- Your task: An answer that reproduces all the entries exactly is what is needed.

Items listed in a dataset:
+ + + +
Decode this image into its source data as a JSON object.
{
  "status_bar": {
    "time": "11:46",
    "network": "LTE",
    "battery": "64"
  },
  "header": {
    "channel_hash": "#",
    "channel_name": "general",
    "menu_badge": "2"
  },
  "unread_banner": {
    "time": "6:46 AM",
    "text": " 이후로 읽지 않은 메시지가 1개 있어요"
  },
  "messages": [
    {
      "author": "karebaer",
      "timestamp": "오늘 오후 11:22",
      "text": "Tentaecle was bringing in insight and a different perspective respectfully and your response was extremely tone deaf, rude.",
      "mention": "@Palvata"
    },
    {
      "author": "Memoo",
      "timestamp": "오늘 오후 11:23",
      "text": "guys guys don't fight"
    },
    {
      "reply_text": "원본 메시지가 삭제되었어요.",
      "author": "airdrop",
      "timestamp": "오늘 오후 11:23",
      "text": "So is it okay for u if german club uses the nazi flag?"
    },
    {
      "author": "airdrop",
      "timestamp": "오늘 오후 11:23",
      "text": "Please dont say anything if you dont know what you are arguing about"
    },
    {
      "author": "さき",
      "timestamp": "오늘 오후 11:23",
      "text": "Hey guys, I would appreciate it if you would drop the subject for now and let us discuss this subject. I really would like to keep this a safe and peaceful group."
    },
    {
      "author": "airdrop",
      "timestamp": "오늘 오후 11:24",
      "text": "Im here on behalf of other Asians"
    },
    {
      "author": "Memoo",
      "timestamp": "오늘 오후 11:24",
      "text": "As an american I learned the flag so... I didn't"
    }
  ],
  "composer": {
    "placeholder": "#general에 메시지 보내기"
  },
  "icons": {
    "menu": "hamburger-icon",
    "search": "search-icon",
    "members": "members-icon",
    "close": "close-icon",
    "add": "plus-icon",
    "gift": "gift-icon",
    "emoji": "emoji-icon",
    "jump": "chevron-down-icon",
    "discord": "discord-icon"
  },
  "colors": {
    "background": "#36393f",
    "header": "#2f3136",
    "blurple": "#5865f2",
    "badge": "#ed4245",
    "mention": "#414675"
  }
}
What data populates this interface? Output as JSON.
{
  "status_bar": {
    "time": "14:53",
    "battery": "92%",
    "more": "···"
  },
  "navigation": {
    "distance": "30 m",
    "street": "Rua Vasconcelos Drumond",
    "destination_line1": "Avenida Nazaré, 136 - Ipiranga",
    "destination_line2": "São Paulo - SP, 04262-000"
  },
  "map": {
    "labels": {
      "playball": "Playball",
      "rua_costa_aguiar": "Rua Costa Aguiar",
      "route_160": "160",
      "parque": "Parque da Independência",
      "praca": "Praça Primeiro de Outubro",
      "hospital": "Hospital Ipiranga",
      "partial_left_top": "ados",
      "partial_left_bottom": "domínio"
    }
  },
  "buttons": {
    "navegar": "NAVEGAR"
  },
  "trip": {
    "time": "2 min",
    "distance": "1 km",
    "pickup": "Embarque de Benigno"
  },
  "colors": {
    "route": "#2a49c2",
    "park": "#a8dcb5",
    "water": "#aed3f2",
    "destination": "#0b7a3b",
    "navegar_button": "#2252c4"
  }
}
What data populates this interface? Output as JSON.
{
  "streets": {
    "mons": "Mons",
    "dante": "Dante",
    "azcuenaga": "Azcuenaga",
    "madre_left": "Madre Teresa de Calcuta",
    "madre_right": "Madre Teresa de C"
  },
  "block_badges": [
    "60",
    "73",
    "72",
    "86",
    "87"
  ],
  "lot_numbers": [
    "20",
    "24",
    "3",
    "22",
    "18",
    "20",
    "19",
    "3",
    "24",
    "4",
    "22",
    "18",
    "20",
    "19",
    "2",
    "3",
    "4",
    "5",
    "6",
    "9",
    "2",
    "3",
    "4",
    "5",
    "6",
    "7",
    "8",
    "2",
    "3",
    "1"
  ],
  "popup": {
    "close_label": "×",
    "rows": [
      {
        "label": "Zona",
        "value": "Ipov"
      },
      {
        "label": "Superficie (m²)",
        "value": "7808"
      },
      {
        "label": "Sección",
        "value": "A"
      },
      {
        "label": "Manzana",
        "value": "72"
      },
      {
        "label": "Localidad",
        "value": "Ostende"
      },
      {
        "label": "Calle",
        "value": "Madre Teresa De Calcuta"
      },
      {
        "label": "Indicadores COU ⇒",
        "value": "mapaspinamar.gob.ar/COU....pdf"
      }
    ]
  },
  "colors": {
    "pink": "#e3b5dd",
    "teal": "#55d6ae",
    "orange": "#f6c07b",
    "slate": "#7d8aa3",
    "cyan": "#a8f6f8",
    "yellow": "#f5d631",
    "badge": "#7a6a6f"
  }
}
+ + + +
- Solution for this task:
Decode this image into its source data as a JSON object.
{
  "status_bar": {
    "time": "11:46",
    "network": "LTE",
    "battery": "64"
  },
  "header": {
    "channel_hash": "#",
    "channel_name": "general",
    "menu_badge": "2"
  },
  "unread_banner": {
    "time": "6:46 AM",
    "text": " 이후로 읽지 않은 메시지가 1개 있어요"
  },
  "messages": [
    {
      "author": "karebaer",
      "timestamp": "오늘 오후 11:22",
      "text": "Tentaecle was bringing in insight and a different perspective respectfully and your response was extremely tone deaf, rude.",
      "mention": "@Palvata"
    },
    {
      "author": "Memoo",
      "timestamp": "오늘 오후 11:23",
      "text": "guys guys don't fight"
    },
    {
      "reply_text": "원본 메시지가 삭제되었어요.",
      "author": "airdrop",
      "timestamp": "오늘 오후 11:23",
      "text": "So is it okay for u if german club uses the nazi flag?"
    },
    {
      "author": "airdrop",
      "timestamp": "오늘 오후 11:23",
      "text": "Please dont say anything if you dont know what you are arguing about"
    },
    {
      "author": "さき",
      "timestamp": "오늘 오후 11:23",
      "text": "Hey guys, I would appreciate it if you would drop the subject for now and let us discuss this subject. I really would like to keep this a safe and peaceful group."
    },
    {
      "author": "airdrop",
      "timestamp": "오늘 오후 11:24",
      "text": "Im here on behalf of other Asians"
    },
    {
      "author": "Memoo",
      "timestamp": "오늘 오후 11:24",
      "text": "As an american I learned the flag so... I didn't"
    }
  ],
  "composer": {
    "placeholder": "#general에 메시지 보내기"
  },
  "icons": {
    "menu": "hamburger-icon",
    "search": "search-icon",
    "members": "members-icon",
    "close": "close-icon",
    "add": "plus-icon",
    "gift": "gift-icon",
    "emoji": "emoji-icon",
    "jump": "chevron-down-icon",
    "discord": "discord-icon"
  },
  "colors": {
    "background": "#36393f",
    "header": "#2f3136",
    "blurple": "#5865f2",
    "badge": "#ed4245",
    "mention": "#414675"
  }
}
What data populates this interface? Output as JSON.
{
  "status_bar": {
    "time": "14:53",
    "battery": "92%",
    "more": "···"
  },
  "navigation": {
    "distance": "30 m",
    "street": "Rua Vasconcelos Drumond",
    "destination_line1": "Avenida Nazaré, 136 - Ipiranga",
    "destination_line2": "São Paulo - SP, 04262-000"
  },
  "map": {
    "labels": {
      "playball": "Playball",
      "rua_costa_aguiar": "Rua Costa Aguiar",
      "route_160": "160",
      "parque": "Parque da Independência",
      "praca": "Praça Primeiro de Outubro",
      "hospital": "Hospital Ipiranga",
      "partial_left_top": "ados",
      "partial_left_bottom": "domínio"
    }
  },
  "buttons": {
    "navegar": "NAVEGAR"
  },
  "trip": {
    "time": "2 min",
    "distance": "1 km",
    "pickup": "Embarque de Benigno"
  },
  "colors": {
    "route": "#2a49c2",
    "park": "#a8dcb5",
    "water": "#aed3f2",
    "destination": "#0b7a3b",
    "navegar_button": "#2252c4"
  }
}
What data populates this interface? Output as JSON.
{
  "streets": {
    "mons": "Mons",
    "dante": "Dante",
    "azcuenaga": "Azcuenaga",
    "madre_left": "Madre Teresa de Calcuta",
    "madre_right": "Madre Teresa de C"
  },
  "block_badges": [
    "60",
    "73",
    "72",
    "86",
    "87"
  ],
  "lot_numbers": [
    "20",
    "24",
    "3",
    "22",
    "18",
    "20",
    "19",
    "3",
    "24",
    "4",
    "22",
    "18",
    "20",
    "19",
    "2",
    "3",
    "4",
    "5",
    "6",
    "9",
    "2",
    "3",
    "4",
    "5",
    "6",
    "7",
    "8",
    "2",
    "3",
    "1"
  ],
  "popup": {
    "close_label": "×",
    "rows": [
      {
        "label": "Zona",
        "value": "Ipov"
      },
      {
        "label": "Superficie (m²)",
        "value": "7808"
      },
      {
        "label": "Sección",
        "value": "A"
      },
      {
        "label": "Manzana",
        "value": "72"
      },
      {
        "label": "Localidad",
        "value": "Ostende"
      },
      {
        "label": "Calle",
        "value": "Madre Teresa De Calcuta"
      },
      {
        "label": "Indicadores COU ⇒",
        "value": "mapaspinamar.gob.ar/COU....pdf"
      }
    ]
  },
  "colors": {
    "pink": "#e3b5dd",
    "teal": "#55d6ae",
    "orange": "#f6c07b",
    "slate": "#7d8aa3",
    "cyan": "#a8f6f8",
    "yellow": "#f5d631",
    "badge": "#7a6a6f"
  }
}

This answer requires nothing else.